Tag Archives: Readings

Political economy entanglements of cryptocurrency

A few interesting news items in the past twenty-four hours illustrate the far-reaching impact of blockchain technology and its growing entanglement with structural political and economic realities. Kosovo has moved to ban cryptocurrency mining within its borders, in the face of a countrywide energy crisis. Meanwhile, The Guardian reports that the ongoing political unrest in Kazakhstan has led to a crisis for global bitcoin mining, as the government shuts down the nation’s internet backbone to attempt to thwart protesters’ communications. Finally, Casey Newton’s Platformer blog is running a piece on Signal’s imminent foray into cryptocurrency integration: Newton’s take is that this disruption is needless provocation of US authorities and may result in finally coalescing sufficient political will to outlaw end-to-end encryption outright, a move for which many voices worldwide have long been advocating.

Whatever the outcome of these specific dossiers, the data points are fast accumulating to support the claim that blockchain has broken through to mainstream status: going forward, it will be seen as a key variable shaping our future, alongside such old twentieth century factors as the right to free expression or the price of oil.

Rightwing algorithms?

A long blog post on Olivier Ertzscheid’s personal website [in French] tackles the ideological orientation of the major social media platforms from a variety of points of view (the political leanings of software developers, of bosses, of companies, the politics of content moderation, political correctness, the revolving door with government and political parties, the intrinsic suitability of different ideologies to algorithmic amplification, and so forth).

The conclusions are quite provocative: although algorithms and social media platforms are both demonstrably biased and possessed of independent causal agency, amplifying, steering, and coarsening our public debate, in the end it is simply those with greater resources, material, social, cultural, etc., whose voices are amplified.
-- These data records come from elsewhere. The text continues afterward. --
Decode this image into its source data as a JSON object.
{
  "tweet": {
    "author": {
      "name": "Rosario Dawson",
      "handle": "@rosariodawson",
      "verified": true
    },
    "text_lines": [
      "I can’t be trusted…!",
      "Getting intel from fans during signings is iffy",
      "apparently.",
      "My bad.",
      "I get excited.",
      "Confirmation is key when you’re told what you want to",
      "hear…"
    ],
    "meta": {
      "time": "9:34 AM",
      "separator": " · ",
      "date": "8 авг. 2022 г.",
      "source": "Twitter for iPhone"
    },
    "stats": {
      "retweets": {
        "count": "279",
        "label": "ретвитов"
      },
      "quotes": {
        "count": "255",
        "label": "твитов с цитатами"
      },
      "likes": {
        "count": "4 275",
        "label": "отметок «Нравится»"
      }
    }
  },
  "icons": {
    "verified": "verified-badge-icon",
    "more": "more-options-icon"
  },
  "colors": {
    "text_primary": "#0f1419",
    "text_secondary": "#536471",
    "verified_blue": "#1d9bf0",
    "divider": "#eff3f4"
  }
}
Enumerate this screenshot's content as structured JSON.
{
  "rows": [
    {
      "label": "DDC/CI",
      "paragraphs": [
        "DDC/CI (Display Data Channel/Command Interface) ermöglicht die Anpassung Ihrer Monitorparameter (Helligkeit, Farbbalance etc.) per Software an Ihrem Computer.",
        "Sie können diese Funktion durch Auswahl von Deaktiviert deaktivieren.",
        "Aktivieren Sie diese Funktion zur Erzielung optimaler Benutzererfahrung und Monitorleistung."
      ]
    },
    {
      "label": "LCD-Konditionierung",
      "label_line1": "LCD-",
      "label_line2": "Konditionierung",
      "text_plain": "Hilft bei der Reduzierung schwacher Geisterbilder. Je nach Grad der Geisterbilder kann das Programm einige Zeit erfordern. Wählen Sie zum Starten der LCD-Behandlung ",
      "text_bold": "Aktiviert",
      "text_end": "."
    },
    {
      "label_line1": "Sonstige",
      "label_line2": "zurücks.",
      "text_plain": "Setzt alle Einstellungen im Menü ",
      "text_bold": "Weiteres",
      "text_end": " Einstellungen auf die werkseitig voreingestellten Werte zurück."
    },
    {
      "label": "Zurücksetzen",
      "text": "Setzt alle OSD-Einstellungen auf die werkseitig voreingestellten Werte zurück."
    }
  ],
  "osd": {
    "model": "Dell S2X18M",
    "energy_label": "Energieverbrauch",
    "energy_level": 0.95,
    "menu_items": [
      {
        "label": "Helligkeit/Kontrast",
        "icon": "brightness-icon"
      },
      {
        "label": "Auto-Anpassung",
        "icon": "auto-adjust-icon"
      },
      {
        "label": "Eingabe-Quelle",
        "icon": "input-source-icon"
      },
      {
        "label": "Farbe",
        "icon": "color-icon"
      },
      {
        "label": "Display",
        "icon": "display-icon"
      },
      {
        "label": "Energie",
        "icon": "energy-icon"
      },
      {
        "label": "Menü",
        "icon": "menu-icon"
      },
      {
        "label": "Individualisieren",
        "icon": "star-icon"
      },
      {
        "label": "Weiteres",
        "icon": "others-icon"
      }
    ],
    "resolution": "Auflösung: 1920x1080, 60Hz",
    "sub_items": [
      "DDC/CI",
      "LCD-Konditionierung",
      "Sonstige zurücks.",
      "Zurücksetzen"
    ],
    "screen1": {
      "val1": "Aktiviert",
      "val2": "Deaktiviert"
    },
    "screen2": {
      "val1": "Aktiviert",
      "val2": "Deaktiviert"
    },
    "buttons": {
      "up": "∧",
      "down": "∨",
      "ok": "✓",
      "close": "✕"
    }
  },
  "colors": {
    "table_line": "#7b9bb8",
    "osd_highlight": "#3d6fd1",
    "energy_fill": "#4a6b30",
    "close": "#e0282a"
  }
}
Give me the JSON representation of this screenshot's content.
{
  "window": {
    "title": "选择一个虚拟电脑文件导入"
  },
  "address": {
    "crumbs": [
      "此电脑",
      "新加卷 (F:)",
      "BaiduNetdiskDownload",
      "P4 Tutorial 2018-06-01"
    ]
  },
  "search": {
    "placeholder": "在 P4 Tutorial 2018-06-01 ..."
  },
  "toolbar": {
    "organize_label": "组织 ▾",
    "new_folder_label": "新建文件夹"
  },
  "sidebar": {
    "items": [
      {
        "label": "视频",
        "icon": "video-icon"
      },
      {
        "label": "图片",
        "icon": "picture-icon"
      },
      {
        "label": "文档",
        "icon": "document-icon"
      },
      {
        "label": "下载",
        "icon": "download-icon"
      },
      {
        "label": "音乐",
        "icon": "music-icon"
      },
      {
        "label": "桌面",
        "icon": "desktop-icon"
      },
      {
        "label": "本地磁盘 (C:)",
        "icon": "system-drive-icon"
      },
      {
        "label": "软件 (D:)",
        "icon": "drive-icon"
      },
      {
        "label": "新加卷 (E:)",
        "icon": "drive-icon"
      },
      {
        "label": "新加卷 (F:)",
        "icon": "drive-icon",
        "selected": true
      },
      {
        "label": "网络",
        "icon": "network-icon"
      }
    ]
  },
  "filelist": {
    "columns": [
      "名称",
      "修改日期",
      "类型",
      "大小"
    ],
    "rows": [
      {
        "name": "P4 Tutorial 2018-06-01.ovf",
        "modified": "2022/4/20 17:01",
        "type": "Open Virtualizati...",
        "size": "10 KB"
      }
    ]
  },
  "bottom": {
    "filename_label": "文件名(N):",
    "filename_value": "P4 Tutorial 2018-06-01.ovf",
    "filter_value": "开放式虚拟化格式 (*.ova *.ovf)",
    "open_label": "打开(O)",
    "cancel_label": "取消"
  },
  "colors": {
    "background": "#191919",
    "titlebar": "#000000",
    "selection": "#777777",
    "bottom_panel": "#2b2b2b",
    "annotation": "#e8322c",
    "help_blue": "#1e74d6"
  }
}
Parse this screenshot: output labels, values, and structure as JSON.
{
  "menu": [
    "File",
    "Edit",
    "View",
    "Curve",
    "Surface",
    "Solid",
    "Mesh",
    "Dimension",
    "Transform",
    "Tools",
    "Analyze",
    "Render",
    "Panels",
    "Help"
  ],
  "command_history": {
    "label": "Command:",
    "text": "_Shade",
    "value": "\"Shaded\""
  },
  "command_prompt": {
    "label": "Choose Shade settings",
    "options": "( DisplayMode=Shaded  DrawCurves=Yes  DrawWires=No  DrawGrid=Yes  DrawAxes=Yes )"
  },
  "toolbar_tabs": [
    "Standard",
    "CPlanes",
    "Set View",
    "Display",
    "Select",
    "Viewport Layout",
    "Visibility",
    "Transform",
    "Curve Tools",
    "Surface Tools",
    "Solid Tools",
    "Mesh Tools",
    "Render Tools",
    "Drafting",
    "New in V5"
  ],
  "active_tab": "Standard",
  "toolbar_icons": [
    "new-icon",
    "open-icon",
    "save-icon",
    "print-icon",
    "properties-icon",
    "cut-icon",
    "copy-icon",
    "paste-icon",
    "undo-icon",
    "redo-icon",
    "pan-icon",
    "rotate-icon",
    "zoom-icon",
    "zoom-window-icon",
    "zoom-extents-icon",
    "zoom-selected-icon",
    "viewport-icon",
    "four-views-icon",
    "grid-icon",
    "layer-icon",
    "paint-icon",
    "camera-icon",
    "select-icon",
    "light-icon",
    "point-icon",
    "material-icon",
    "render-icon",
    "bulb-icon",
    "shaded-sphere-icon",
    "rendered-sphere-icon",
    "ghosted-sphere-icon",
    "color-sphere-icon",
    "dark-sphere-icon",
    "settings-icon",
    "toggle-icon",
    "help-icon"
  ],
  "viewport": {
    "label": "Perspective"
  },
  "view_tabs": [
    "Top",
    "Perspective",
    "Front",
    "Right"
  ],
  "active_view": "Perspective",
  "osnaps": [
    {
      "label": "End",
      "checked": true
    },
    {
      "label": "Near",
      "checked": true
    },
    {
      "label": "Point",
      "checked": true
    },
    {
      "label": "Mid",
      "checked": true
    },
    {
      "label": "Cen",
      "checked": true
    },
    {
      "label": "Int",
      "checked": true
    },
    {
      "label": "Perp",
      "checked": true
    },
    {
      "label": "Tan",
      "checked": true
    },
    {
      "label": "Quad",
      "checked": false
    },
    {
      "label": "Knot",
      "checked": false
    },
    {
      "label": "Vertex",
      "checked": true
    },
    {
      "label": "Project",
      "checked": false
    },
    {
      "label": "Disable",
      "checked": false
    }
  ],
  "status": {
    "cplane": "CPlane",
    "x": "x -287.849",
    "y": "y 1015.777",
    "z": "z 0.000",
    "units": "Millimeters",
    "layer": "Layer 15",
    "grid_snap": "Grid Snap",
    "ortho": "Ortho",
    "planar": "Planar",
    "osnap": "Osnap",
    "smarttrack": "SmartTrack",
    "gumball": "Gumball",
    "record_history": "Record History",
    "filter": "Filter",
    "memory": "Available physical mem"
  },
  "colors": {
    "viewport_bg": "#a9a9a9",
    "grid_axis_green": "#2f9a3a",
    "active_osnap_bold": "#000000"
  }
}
Algorithms skew to the right because so does our society.

The taxman and the 4th Amendment

Interesting article in The Intercept last week about the purchase by the U.S. Treasury Department of app data harvested by private brokers, such as Babel Street, in order to circumvent the necessity of obtaining court warrants for searches of personal data.

Nothing shockingly new, but the article ends with a key quote from Jack Poulson, the founder of Tech Inquiry, a research and advocacy group:

“Babel Street’s support for the IRS increasing its surveillance of small businesses and the self employed — after the IRS has already largely given up on auditing the ultrawealthy — is an example of the U.S. surveillance industry being used to help shift the tax burden to the working class”.

More interesting cybersecurity journalism (finally)

A study (PDF) by a team led by Sean Aday at the George Washington University School of Media and Public Affairs (commissioned by the Hewlett Foundation) sheds light on the improving quality of the coverage of cybersecurity incidents in mainstream US media. Ever since 2014, cyber stories in the news have been moving steadily away from the sensationalist hack-and-attack template of yore toward a more nuanced description of the context, the constraints of the cyber ecosystem, the various actors’ motivations, and the impactof incidents on the everyday lives of ordinary citizens.

The report shows how an understanding of the mainstream importance of cyber events has progressively percolated into newsrooms across the country over the past half-decade, leading to a broader recognition of the substantive issues at play in this field. An interesting incidental finding is that, over the course of this same period of time, coverage of the cyber beat has focused critical attention not only on the ‘usual suspects’ (Russia, China, shadowy hacker groups) but also, increasingly, on big tech companies themselves: an aspect of this growing sophistication of coverage is a foregrounding of the crucial role platform companies play as gatekeepers of our digital lives.

Trust among thieves

An item that recently appeared on NBC News (via /.) graphically illustrates the pervasiveness of the problem of trust across organizations, cultures, and value systems. It also speaks to the routinization of ransomware extortion and other forms of cybercrime as none-too-glamorous career paths, engendering their own disgruntled and underpaid line workers.